◆ REQUIREMENT: Every line in the data below has to be repeated exactly; no picture belongs in the result.

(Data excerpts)
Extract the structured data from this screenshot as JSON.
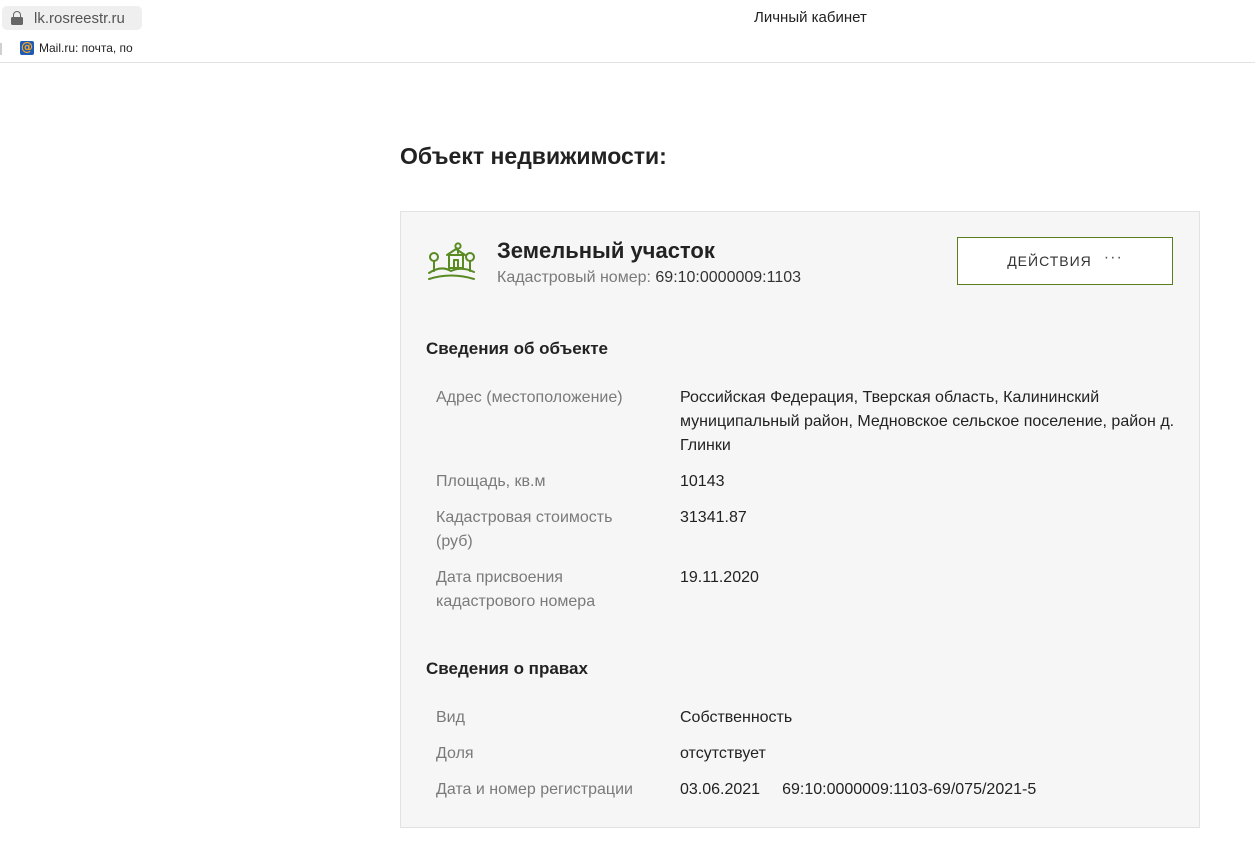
{
  "browser": {
    "url": "lk.rosreestr.ru",
    "window_title": "Личный кабинет",
    "bookmarks": [
      {
        "label": "Mail.ru: почта, по",
        "icon": "mailru-icon"
      }
    ]
  },
  "page": {
    "title": "Объект недвижимости:"
  },
  "object": {
    "icon": "land-plot-icon",
    "type": "Земельный участок",
    "cadastral_label": "Кадастровый номер:",
    "cadastral_number": "69:10:0000009:1103",
    "actions_label": "ДЕЙСТВИЯ",
    "actions_icon": "more-dots-icon"
  },
  "details": {
    "title": "Сведения об объекте",
    "address_label": "Адрес (местоположение)",
    "address_value": "Российская Федерация, Тверская область, Калининский муниципальный район, Медновское сельское поселение, район д. Глинки",
    "area_label": "Площадь, кв.м",
    "area_value": "10143",
    "cost_label": "Кадастровая стоимость (руб)",
    "cost_value": "31341.87",
    "date_label": "Дата присвоения кадастрового номера",
    "date_value": "19.11.2020"
  },
  "rights": {
    "title": "Сведения о правах",
    "kind_label": "Вид",
    "kind_value": "Собственность",
    "share_label": "Доля",
    "share_value": "отсутствует",
    "reg_label": "Дата и номер регистрации",
    "reg_date": "03.06.2021",
    "reg_number": "69:10:0000009:1103-69/075/2021-5"
  },
  "colors": {
    "accent_green": "#5a7d1e",
    "card_background": "#f6f6f6",
    "label_gray": "#7a7a7a"
  }
}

◆ PROBLEM SOLUTION:
Extract the structured data from this screenshot as JSON.
{
  "browser": {
    "url": "lk.rosreestr.ru",
    "window_title": "Личный кабинет",
    "bookmarks": [
      {
        "label": "Mail.ru: почта, по",
        "icon": "mailru-icon"
      }
    ]
  },
  "page": {
    "title": "Объект недвижимости:"
  },
  "object": {
    "icon": "land-plot-icon",
    "type": "Земельный участок",
    "cadastral_label": "Кадастровый номер:",
    "cadastral_number": "69:10:0000009:1103",
    "actions_label": "ДЕЙСТВИЯ",
    "actions_icon": "more-dots-icon"
  },
  "details": {
    "title": "Сведения об объекте",
    "address_label": "Адрес (местоположение)",
    "address_value": "Российская Федерация, Тверская область, Калининский муниципальный район, Медновское сельское поселение, район д. Глинки",
    "area_label": "Площадь, кв.м",
    "area_value": "10143",
    "cost_label": "Кадастровая стоимость (руб)",
    "cost_value": "31341.87",
    "date_label": "Дата присвоения кадастрового номера",
    "date_value": "19.11.2020"
  },
  "rights": {
    "title": "Сведения о правах",
    "kind_label": "Вид",
    "kind_value": "Собственность",
    "share_label": "Доля",
    "share_value": "отсутствует",
    "reg_label": "Дата и номер регистрации",
    "reg_date": "03.06.2021",
    "reg_number": "69:10:0000009:1103-69/075/2021-5"
  },
  "colors": {
    "accent_green": "#5a7d1e",
    "card_background": "#f6f6f6",
    "label_gray": "#7a7a7a"
  }
}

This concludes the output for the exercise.